--- Data for the task ---
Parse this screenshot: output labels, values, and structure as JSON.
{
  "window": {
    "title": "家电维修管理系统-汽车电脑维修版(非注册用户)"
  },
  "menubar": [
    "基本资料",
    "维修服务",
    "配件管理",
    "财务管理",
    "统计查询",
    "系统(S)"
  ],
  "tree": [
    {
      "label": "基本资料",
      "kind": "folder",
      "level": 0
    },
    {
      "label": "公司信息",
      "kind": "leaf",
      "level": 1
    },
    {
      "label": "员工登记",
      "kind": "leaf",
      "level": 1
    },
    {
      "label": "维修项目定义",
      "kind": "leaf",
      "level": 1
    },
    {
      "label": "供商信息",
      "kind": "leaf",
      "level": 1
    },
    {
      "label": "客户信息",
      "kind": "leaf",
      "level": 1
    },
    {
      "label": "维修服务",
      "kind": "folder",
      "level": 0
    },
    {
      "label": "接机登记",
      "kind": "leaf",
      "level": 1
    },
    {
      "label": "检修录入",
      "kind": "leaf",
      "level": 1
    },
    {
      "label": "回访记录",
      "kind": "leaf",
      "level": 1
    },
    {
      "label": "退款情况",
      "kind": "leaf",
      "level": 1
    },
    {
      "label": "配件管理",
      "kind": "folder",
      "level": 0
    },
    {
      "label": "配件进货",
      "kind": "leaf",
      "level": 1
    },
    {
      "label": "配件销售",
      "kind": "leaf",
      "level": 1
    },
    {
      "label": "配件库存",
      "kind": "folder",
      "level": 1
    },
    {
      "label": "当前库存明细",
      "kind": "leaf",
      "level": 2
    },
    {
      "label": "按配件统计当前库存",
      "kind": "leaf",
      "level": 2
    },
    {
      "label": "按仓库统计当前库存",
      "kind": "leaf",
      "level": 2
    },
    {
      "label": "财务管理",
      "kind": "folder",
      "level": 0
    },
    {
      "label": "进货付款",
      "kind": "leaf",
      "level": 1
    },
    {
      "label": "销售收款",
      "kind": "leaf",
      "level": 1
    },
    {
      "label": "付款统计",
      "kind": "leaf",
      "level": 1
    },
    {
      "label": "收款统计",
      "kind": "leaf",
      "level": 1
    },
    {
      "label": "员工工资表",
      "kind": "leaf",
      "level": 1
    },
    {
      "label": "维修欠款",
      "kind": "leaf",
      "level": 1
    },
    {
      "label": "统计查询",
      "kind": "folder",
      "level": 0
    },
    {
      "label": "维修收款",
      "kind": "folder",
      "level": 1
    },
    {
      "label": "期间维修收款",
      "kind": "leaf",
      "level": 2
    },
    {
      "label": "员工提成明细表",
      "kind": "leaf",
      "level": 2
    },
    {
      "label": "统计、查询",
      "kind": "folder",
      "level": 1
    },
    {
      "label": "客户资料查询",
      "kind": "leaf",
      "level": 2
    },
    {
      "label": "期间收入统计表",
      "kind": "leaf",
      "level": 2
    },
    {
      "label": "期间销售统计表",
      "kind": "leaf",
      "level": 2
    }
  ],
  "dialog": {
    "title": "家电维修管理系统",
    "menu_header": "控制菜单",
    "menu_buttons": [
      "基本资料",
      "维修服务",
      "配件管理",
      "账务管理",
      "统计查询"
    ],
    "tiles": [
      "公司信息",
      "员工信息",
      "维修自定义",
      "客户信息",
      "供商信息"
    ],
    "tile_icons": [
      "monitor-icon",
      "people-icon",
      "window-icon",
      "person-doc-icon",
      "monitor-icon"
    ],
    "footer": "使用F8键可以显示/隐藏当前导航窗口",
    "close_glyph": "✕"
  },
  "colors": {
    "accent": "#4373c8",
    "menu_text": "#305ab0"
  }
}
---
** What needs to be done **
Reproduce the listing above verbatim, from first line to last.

** Answer to this problem **
Parse this screenshot: output labels, values, and structure as JSON.
{
  "window": {
    "title": "家电维修管理系统-汽车电脑维修版(非注册用户)"
  },
  "menubar": [
    "基本资料",
    "维修服务",
    "配件管理",
    "财务管理",
    "统计查询",
    "系统(S)"
  ],
  "tree": [
    {
      "label": "基本资料",
      "kind": "folder",
      "level": 0
    },
    {
      "label": "公司信息",
      "kind": "leaf",
      "level": 1
    },
    {
      "label": "员工登记",
      "kind": "leaf",
      "level": 1
    },
    {
      "label": "维修项目定义",
      "kind": "leaf",
      "level": 1
    },
    {
      "label": "供商信息",
      "kind": "leaf",
      "level": 1
    },
    {
      "label": "客户信息",
      "kind": "leaf",
      "level": 1
    },
    {
      "label": "维修服务",
      "kind": "folder",
      "level": 0
    },
    {
      "label": "接机登记",
      "kind": "leaf",
      "level": 1
    },
    {
      "label": "检修录入",
      "kind": "leaf",
      "level": 1
    },
    {
      "label": "回访记录",
      "kind": "leaf",
      "level": 1
    },
    {
      "label": "退款情况",
      "kind": "leaf",
      "level": 1
    },
    {
      "label": "配件管理",
      "kind": "folder",
      "level": 0
    },
    {
      "label": "配件进货",
      "kind": "leaf",
      "level": 1
    },
    {
      "label": "配件销售",
      "kind": "leaf",
      "level": 1
    },
    {
      "label": "配件库存",
      "kind": "folder",
      "level": 1
    },
    {
      "label": "当前库存明细",
      "kind": "leaf",
      "level": 2
    },
    {
      "label": "按配件统计当前库存",
      "kind": "leaf",
      "level": 2
    },
    {
      "label": "按仓库统计当前库存",
      "kind": "leaf",
      "level": 2
    },
    {
      "label": "财务管理",
      "kind": "folder",
      "level": 0
    },
    {
      "label": "进货付款",
      "kind": "leaf",
      "level": 1
    },
    {
      "label": "销售收款",
      "kind": "leaf",
      "level": 1
    },
    {
      "label": "付款统计",
      "kind": "leaf",
      "level": 1
    },
    {
      "label": "收款统计",
      "kind": "leaf",
      "level": 1
    },
    {
      "label": "员工工资表",
      "kind": "leaf",
      "level": 1
    },
    {
      "label": "维修欠款",
      "kind": "leaf",
      "level": 1
    },
    {
      "label": "统计查询",
      "kind": "folder",
      "level": 0
    },
    {
      "label": "维修收款",
      "kind": "folder",
      "level": 1
    },
    {
      "label": "期间维修收款",
      "kind": "leaf",
      "level": 2
    },
    {
      "label": "员工提成明细表",
      "kind": "leaf",
      "level": 2
    },
    {
      "label": "统计、查询",
      "kind": "folder",
      "level": 1
    },
    {
      "label": "客户资料查询",
      "kind": "leaf",
      "level": 2
    },
    {
      "label": "期间收入统计表",
      "kind": "leaf",
      "level": 2
    },
    {
      "label": "期间销售统计表",
      "kind": "leaf",
      "level": 2
    }
  ],
  "dialog": {
    "title": "家电维修管理系统",
    "menu_header": "控制菜单",
    "menu_buttons": [
      "基本资料",
      "维修服务",
      "配件管理",
      "账务管理",
      "统计查询"
    ],
    "tiles": [
      "公司信息",
      "员工信息",
      "维修自定义",
      "客户信息",
      "供商信息"
    ],
    "tile_icons": [
      "monitor-icon",
      "people-icon",
      "window-icon",
      "person-doc-icon",
      "monitor-icon"
    ],
    "footer": "使用F8键可以显示/隐藏当前导航窗口",
    "close_glyph": "✕"
  },
  "colors": {
    "accent": "#4373c8",
    "menu_text": "#305ab0"
  }
}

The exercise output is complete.